Yes, there is cheap and crap… unfortunately it’s hard to differentiate between both :slight_smile:

I would go with POLOLU that offer good products at a reasonable price.

Hello gentlemen, I just read this post and have idea about using 3D ESC 40A from Hobbywing for rover. Using 3D ESC, the throttle stick is in the middle at neutral/zero rpm (but we can calibrate to adjust this condition). So we can move forward or backward from this neutral position. Other alternative is to use VEST ESC with brake regerating function. What do you think guys?

Hi @ton999 a lot (most?) of blheli ESCs will support bidirectional (3d) mode - even my 4in1 typhoon32 supports bidirectional. I think the real problem is how to get the ESCs hooked up to motors/gears/wheels that support brushless ESCs (which is what pretty much all flight ESCs are). I’m still not really any wiser on that so far :slight_smile:

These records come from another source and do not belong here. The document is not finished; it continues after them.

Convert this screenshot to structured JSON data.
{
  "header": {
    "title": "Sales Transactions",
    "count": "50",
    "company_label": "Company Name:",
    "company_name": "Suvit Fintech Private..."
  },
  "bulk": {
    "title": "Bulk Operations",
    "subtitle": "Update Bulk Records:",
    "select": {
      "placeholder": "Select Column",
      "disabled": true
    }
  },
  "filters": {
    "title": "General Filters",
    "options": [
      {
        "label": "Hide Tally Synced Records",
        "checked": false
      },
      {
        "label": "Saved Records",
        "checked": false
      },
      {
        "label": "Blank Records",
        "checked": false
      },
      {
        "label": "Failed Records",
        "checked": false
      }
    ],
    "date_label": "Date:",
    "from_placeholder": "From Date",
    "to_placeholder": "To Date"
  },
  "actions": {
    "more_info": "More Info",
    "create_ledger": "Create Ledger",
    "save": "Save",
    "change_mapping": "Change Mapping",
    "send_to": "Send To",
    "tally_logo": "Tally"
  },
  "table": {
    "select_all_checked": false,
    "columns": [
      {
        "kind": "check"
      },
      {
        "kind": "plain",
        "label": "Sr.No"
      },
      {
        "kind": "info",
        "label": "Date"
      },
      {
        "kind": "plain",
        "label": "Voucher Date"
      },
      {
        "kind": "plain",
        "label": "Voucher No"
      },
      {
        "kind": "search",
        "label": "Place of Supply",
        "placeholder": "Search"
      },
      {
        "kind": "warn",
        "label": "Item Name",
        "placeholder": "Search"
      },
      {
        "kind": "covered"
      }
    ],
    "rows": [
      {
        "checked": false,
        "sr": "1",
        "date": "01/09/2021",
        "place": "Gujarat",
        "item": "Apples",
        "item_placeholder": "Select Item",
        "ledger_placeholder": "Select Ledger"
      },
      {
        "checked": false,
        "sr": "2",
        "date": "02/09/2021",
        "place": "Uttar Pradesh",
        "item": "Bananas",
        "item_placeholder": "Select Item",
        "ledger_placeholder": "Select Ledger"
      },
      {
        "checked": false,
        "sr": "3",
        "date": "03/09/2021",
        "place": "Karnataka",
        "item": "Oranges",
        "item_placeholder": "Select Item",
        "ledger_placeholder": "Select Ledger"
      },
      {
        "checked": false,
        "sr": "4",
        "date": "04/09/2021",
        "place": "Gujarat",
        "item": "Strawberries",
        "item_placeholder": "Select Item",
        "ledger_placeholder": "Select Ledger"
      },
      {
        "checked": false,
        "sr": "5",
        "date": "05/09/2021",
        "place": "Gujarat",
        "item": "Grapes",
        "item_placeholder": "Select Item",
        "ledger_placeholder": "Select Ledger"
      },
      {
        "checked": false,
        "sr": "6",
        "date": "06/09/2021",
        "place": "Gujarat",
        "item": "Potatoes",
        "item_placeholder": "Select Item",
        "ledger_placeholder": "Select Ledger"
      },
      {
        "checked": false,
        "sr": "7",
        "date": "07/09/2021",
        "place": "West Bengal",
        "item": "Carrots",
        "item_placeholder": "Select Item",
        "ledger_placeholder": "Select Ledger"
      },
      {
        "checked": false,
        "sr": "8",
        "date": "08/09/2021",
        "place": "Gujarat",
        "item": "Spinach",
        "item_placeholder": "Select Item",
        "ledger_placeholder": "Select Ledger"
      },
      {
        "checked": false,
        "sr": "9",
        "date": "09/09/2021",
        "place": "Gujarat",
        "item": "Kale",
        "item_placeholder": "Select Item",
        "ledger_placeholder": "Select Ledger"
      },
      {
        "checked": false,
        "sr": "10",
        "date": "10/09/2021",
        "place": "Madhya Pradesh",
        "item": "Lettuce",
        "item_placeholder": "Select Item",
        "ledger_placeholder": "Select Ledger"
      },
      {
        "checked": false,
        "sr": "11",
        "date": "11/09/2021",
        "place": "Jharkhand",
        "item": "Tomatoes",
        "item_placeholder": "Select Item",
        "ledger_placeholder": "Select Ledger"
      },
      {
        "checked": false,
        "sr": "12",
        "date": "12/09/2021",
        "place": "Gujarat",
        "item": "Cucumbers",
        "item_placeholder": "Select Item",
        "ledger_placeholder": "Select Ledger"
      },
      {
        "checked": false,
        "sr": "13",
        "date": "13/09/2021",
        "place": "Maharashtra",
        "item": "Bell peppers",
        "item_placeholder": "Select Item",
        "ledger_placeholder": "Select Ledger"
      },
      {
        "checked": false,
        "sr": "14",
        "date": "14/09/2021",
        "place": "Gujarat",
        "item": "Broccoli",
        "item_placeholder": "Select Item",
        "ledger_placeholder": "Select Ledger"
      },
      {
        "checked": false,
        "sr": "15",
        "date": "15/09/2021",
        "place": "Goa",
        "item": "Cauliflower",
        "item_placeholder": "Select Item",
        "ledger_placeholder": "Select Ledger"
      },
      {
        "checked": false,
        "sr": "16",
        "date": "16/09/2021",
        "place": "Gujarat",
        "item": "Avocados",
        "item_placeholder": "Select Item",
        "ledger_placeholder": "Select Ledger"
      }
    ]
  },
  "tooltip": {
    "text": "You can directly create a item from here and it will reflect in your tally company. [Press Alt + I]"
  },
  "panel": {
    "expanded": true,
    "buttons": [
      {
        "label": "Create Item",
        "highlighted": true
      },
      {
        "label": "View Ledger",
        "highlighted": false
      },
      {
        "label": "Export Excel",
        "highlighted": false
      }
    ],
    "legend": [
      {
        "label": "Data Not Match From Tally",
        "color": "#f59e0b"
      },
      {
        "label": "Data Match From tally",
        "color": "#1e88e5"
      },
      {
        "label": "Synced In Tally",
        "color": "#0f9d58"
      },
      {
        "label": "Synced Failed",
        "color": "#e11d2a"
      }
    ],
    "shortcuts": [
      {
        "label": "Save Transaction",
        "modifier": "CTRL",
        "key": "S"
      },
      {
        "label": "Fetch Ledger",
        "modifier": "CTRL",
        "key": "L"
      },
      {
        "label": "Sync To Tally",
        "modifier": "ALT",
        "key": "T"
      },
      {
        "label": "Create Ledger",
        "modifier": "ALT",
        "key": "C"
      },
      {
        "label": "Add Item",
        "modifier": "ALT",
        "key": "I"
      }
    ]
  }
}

I think most any ESC can be set for neutral at mid stick. Every Brushed ESC for cars and trucks works that way.

https://www.thinkrc.com/faq/brushless-motors.php

at the end of the day it’s easier and cheaper to build with and control brushed motors for ground rover at our price point.

to build a three wheel rover with caster you will very likely need a brushed ESC (with two motor outputs), two brushed motors and a caster to pivot.

would really like for someone to prove me wrong but that’s the current state of the art for cheap and easy ground rovers as far as I know.

you can reuse the devFrame main frame, flight control, RC and sensors. so there is a bunch of overlap, but not as much as what i think you are hoping to achieve.

Yea, brushed motors are easy to implement and make a lot of sense for a rover. They are relatively inexpensive, provide low RPM power and will run wet, or underwater for that matter. Pair them with a RC Truck ESC, which are typically waterproof also, and you have simple power for your build.

Servers by jDrones